"Oh, man … before these wonderful people who helped make this wonderful record, I would just personally like to say I think it just shows how wonderful music can be," she said. "It's at a hundred percent with Ray Charles. How many millions of people has he made smile, and will continue through his records. So, thanks for letting me be part of it."

Four acts collected a mighty 33 nominations in this year's Grammy race. Joining Kanye West and Ray Charles were Usher and Alicia Keys, two of today's brightest crossover rhythm and blues singers. Friends since they were teenagers, both prospered on Sunday night. Each won three awards, while sharing the Best R & B Duo Or Group Performance Grammy with their chart-topping duet, "My Boo."

Sunday's telecast was largely devoid of surprises. Many Grammy watchers rightly predicted a big night for Ray Charles, while the play-it-safe mentality of Grammy voters was evident in Maroon 5's selection as Best New Artist. John Mayer was also an obvious Song Of The Year selection with his ballad, "Daughters."

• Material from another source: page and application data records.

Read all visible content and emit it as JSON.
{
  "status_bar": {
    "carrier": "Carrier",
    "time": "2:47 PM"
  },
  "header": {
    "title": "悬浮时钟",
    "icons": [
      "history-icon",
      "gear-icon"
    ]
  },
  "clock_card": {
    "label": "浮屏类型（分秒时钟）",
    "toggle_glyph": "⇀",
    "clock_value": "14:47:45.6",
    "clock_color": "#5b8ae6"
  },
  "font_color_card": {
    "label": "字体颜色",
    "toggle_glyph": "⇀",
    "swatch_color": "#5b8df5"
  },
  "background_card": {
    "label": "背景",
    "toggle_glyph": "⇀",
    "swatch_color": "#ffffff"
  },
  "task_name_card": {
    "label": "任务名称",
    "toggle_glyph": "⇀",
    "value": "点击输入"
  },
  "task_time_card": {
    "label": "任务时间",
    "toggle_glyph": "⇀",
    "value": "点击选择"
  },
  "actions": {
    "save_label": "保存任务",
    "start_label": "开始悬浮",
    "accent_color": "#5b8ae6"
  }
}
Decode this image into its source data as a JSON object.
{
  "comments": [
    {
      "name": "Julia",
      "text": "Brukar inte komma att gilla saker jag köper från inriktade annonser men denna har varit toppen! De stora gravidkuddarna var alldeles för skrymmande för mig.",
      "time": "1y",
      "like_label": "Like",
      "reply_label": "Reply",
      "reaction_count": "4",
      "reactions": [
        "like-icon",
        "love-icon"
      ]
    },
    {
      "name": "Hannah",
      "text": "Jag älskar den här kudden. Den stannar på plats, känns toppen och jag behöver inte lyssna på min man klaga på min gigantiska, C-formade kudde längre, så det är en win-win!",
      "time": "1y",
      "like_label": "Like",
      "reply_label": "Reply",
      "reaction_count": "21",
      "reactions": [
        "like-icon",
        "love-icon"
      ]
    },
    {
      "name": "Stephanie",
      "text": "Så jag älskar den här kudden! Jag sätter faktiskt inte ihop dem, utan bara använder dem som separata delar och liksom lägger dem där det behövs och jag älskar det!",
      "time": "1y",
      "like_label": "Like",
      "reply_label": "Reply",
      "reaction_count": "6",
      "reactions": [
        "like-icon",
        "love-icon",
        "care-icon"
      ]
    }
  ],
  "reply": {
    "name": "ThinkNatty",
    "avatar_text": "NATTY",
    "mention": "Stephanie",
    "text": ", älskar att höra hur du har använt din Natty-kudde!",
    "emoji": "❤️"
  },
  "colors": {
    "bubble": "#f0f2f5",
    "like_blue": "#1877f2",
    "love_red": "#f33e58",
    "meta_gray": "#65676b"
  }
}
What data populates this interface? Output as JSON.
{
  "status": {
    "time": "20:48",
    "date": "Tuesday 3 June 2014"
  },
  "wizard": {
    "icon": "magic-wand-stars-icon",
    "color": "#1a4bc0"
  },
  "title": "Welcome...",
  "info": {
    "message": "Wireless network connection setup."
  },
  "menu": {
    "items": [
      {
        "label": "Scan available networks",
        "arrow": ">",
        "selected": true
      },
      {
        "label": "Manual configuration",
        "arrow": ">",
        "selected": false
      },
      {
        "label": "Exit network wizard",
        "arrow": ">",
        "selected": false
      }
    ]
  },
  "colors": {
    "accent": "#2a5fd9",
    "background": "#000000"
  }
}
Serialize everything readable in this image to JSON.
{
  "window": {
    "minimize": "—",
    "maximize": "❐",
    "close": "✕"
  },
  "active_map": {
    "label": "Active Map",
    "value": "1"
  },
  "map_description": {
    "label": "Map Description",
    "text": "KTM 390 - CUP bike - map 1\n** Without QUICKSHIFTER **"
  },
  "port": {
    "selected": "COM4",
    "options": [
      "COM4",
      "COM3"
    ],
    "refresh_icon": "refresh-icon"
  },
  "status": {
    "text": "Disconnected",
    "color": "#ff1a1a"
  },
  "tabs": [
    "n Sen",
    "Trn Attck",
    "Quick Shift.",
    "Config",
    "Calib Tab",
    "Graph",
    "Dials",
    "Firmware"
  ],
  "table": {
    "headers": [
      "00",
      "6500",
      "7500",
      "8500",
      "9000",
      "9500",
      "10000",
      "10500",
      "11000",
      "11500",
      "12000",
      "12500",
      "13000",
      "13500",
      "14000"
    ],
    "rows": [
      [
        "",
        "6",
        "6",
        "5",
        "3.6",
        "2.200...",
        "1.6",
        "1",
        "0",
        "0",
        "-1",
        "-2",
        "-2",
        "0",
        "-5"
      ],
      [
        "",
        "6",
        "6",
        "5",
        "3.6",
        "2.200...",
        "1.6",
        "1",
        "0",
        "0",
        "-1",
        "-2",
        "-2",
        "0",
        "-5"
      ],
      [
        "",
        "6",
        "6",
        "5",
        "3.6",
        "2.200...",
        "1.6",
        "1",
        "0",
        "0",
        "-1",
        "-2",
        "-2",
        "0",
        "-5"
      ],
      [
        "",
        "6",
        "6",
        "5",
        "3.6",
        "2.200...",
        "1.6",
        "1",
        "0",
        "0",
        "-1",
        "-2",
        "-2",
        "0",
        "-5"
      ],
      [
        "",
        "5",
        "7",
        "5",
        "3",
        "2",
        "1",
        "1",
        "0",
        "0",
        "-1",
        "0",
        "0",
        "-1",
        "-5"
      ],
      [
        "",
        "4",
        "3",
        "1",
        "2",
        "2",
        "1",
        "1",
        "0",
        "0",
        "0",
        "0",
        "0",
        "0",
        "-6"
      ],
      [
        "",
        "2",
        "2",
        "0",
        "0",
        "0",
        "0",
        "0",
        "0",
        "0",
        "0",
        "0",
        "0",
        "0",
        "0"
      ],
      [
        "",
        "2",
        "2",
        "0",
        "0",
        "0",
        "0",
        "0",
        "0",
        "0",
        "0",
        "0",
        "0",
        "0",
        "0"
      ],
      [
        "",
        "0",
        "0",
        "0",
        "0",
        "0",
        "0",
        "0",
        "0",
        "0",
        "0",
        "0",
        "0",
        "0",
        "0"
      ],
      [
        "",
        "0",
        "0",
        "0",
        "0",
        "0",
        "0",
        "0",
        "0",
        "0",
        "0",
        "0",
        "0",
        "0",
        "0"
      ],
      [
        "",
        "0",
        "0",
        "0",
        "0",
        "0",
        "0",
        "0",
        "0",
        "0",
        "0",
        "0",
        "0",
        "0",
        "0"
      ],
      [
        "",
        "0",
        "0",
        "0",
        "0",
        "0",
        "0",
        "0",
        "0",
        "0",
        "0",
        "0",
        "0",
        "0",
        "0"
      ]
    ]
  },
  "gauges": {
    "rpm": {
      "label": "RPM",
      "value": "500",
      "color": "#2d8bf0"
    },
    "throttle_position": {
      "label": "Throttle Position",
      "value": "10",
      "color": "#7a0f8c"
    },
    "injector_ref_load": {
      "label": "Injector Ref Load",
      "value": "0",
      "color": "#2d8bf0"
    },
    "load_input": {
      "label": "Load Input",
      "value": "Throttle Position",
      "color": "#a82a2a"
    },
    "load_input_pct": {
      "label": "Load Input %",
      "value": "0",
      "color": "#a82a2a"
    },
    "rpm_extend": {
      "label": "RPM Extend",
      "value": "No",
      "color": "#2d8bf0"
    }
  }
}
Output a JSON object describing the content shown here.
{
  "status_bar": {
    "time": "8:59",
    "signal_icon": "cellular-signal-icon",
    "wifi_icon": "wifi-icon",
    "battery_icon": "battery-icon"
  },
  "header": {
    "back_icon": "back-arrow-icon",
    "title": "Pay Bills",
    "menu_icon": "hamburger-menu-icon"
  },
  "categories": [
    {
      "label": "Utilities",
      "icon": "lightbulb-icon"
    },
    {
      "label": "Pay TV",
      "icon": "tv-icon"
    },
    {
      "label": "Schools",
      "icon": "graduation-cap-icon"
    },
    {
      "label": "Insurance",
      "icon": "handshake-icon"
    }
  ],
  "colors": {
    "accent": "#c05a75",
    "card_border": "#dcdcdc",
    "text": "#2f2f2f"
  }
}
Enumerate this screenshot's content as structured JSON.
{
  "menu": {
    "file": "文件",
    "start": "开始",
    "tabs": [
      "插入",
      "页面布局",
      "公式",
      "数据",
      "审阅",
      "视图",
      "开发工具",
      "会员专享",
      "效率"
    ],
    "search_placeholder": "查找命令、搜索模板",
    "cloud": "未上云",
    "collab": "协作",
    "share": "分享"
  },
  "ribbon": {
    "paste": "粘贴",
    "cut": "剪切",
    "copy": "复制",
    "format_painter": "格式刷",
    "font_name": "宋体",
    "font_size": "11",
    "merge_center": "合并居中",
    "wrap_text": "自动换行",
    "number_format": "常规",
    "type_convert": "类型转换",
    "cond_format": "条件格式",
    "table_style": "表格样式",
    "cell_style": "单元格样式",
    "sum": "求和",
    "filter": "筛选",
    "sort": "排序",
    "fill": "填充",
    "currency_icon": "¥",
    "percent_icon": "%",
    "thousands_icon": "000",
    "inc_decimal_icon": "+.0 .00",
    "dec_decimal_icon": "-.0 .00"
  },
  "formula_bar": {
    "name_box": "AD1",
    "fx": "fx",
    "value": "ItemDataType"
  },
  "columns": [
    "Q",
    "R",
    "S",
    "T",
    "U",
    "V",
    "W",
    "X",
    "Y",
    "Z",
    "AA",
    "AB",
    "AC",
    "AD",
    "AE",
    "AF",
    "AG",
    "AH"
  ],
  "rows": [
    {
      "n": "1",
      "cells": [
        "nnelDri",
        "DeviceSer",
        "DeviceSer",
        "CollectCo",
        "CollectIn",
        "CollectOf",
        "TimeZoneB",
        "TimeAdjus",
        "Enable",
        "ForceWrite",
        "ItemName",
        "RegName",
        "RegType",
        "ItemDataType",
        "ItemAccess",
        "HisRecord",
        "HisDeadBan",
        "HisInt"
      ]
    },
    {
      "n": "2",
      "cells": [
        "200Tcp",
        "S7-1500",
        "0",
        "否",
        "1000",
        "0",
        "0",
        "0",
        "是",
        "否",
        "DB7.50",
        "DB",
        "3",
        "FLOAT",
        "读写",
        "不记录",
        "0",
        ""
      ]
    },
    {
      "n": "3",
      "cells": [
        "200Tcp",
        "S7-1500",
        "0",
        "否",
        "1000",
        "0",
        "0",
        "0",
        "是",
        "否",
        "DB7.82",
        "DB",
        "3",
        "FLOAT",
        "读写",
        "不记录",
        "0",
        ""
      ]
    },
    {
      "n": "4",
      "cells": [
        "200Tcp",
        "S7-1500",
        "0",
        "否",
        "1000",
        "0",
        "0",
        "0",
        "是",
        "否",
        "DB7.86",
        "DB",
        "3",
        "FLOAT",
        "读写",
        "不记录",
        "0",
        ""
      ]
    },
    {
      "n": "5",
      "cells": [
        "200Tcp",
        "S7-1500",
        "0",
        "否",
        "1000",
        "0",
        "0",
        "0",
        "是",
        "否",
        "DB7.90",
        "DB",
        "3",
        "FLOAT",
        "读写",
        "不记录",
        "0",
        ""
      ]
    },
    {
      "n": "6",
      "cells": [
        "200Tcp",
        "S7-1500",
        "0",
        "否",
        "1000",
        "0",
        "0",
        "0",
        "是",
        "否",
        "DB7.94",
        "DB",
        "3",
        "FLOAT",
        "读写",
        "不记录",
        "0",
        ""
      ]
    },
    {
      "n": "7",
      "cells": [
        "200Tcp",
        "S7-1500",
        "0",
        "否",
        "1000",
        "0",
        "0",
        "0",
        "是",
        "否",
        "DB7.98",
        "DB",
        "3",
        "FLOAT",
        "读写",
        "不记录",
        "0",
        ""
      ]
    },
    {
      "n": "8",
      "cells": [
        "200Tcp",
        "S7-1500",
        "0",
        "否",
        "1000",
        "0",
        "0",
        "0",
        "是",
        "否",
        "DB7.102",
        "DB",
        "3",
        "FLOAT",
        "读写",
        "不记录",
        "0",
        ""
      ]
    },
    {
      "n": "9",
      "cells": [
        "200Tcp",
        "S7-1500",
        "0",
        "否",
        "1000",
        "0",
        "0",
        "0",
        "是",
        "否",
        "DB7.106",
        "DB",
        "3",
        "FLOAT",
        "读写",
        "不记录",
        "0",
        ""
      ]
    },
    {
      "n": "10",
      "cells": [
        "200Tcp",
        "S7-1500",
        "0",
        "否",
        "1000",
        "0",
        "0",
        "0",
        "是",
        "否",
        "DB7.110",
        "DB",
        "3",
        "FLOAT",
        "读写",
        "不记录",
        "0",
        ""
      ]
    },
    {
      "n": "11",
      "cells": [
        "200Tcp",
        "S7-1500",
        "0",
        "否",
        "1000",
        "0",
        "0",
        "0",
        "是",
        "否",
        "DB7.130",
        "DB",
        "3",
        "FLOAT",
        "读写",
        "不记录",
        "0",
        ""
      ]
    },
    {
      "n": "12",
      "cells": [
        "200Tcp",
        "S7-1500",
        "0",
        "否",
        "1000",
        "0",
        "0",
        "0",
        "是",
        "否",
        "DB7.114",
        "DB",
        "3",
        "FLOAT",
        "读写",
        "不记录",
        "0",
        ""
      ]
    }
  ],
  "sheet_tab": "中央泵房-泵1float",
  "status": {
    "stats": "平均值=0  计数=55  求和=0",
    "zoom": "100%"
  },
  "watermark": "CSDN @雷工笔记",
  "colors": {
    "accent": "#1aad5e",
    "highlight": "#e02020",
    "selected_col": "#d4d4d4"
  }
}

The evening's most interesting moment arose from the Best Country Album race. Legendary singer Loretta Lynn, who had received her sole Grammy back in 1971, took the prize for Van Lear Rose, an edgy project she undertook with producer Jack White of the alternative rock act The White Stripes. Their duet "Portland Oregon" took the prize for Best Country Collaboration With Vocals.

While many of Sunday's acts paid tribute to their musical forbears, an all-star group turned its attention toward more recent developments. Performing John Lennon's "Across The Universe" was Bono of U2; Brian Wilson; Stevie Wonder; Norah Jones; Alicia Keys; Tim McGraw; and the rock act Velvet Revolver. Available as an internet download, their performance will go toward Asian tsunami relief.

The Grammy Awards are 47 years old. What began as a handful of industry honors has grown into a musical juggernaut encompassing 107 categories. Voted on by the 13,000 members of the National Academy Of Recording Arts and Sciences, the Grammy Awards have always carried special weight with performers for one reason: Their peers have judged them the best in the business.